ACTSending Score Reports • When registering, you can request scores be sent to colleges and scholarship programs. • For a fee, additional score reports to colleges and/or scholarship programs may be sent by • Online ASR Request Form • Download ASR Request Form • Telephone Express Service • Request a form by mail • Submit a letter of request to ACT
ACTTest Preparation Available • “Preparing for the ACT Assessment” • booklet available at the career center, includes test-taking tips and a complete practice test • ACT Preparation Workshops offered through Ann Arbor Community Education and Recreation • On the Web Site (www.act.org) • Sample questions • Resources listed online include software and books
AP Advanced Placement Courses Advanced Placement Exams
AP Courses • Advanced Placement Courses give students a chance to try college level work in specific subjects while in high school. • Courses offered by Pioneer High School which would prepare students for AP examinations include: • AP English (preparation for English Literature AP Exam) • AC English (preparation for English Language AP Exam) • BC Calculus • AB & BC Calculus (preparation for Calculus (AB)(BC) AP Exam) • AP U.S. History • AP Biology • AP Chemistry • AP Physics • AP American Government and Politics • AP Computer Science • AP Statistics • AP Latin • AP Spanish • AP French • AP German • Humanities (preparation for AP Exams in Art History, English Literature, World History )
AP ExamsWhat are AP Exams? • AP Exams test a student’s ability to perform at a college level. • Exams contain either an essay or problem-solving section and a section of multiple-choice questions.

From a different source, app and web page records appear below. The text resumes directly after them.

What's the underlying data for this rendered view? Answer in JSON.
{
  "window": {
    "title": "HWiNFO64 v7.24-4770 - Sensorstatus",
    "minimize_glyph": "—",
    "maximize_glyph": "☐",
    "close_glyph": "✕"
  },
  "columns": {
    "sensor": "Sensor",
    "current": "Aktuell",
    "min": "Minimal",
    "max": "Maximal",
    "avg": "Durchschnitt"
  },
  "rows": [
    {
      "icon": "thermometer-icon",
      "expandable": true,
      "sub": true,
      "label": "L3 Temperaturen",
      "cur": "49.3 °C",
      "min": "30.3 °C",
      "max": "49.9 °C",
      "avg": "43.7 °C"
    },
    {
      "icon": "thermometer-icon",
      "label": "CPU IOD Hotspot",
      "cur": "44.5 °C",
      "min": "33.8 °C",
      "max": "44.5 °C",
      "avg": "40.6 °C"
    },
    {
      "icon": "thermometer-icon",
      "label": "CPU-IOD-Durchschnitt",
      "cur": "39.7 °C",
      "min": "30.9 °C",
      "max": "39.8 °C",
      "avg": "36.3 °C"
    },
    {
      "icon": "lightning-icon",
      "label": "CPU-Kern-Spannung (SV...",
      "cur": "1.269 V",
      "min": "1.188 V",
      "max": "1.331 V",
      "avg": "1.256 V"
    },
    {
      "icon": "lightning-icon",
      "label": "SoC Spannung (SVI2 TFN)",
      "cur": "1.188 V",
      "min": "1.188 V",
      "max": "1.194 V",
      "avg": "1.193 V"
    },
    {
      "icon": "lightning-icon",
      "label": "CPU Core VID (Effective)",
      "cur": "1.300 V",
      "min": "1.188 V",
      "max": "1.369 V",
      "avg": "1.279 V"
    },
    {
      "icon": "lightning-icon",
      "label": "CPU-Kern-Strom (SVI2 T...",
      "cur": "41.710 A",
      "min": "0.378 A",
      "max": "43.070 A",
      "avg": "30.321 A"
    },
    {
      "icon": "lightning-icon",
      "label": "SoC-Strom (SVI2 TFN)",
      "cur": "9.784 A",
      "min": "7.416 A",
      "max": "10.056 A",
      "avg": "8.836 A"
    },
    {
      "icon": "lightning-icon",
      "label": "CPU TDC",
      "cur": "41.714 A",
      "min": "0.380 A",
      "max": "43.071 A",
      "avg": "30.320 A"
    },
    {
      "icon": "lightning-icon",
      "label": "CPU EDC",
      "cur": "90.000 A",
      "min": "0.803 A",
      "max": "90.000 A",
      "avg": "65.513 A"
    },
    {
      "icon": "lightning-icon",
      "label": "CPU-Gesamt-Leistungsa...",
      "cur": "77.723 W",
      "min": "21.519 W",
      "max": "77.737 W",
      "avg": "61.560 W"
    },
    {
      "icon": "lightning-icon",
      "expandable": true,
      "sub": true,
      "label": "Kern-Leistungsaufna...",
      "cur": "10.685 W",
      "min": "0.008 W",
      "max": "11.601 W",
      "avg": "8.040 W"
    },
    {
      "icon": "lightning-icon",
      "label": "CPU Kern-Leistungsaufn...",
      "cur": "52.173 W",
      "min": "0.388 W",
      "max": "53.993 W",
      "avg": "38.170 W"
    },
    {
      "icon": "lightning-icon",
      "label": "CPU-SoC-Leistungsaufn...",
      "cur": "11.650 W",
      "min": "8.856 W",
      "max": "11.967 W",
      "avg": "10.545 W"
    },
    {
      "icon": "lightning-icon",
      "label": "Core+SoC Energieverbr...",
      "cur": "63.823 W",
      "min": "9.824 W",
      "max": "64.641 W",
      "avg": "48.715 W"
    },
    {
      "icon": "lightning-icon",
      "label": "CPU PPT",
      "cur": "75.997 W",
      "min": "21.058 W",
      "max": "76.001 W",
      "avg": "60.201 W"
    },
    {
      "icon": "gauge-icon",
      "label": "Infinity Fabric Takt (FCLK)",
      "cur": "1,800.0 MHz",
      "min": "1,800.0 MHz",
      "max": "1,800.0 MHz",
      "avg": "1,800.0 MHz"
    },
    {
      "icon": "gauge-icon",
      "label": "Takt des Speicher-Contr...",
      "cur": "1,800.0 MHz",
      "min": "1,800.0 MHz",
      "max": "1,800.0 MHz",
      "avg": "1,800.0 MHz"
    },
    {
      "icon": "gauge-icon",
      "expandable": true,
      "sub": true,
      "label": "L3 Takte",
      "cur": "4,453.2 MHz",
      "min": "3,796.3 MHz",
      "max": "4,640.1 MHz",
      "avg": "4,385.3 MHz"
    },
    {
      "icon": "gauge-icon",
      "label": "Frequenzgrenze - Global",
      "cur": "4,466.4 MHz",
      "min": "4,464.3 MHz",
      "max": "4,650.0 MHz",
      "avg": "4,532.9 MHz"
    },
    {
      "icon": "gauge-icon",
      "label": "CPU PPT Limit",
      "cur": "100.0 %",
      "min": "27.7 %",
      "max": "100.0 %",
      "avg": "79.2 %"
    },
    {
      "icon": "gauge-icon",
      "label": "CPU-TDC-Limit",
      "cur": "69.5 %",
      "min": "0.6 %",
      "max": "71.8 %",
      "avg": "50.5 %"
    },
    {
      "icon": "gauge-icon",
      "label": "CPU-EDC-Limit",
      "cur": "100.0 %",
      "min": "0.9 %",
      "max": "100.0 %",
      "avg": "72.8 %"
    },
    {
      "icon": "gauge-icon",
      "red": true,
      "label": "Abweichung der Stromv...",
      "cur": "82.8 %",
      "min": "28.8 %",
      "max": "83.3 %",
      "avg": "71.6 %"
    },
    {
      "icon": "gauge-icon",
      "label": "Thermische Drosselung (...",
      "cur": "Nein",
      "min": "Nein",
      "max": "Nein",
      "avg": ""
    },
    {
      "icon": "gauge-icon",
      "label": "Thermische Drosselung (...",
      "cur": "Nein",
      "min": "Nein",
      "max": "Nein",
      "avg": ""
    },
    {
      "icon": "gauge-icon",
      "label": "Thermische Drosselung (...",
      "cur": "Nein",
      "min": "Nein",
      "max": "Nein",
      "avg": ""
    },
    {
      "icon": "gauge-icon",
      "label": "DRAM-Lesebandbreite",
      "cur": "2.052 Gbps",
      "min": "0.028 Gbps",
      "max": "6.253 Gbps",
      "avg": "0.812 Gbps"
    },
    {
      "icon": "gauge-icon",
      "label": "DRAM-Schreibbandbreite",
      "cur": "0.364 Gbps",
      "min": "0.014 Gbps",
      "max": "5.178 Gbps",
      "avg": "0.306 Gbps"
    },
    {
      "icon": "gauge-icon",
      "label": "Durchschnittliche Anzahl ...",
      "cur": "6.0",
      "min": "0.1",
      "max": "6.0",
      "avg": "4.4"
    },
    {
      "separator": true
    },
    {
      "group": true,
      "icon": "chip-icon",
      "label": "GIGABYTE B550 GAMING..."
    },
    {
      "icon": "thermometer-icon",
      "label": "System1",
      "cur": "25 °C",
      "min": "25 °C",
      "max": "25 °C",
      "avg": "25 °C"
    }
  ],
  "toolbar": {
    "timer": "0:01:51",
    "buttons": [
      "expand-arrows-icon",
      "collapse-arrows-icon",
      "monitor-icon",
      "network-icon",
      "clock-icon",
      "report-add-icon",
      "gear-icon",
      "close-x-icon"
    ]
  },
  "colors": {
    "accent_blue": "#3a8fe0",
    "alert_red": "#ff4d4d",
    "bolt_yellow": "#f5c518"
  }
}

The modern language exams also have a speaking component. • “Qualifying” scores on Advanced Placement Exams may entitle a student to credit or advanced placement at college.
Art History (PHS: Humanities) Biology Calculus AB Calculus BC Chemistry Chinese Language * Computer Science A * Computer Science B * Economics * English Language English Literature Environmental Science * European History (PHS: Humanities) French Language German Language Government and Politics (Comparative) (U.S.) Human Geography * Japanese Language * Latin (Vergil) * Music Theory * Physics (C) Psychology * Spanish Language Statistics Studio Art* U.S. History World History * * not offered at PHS AP ExamsExcept where designated, PHS offers courses designed to prepare the student for the AP Exam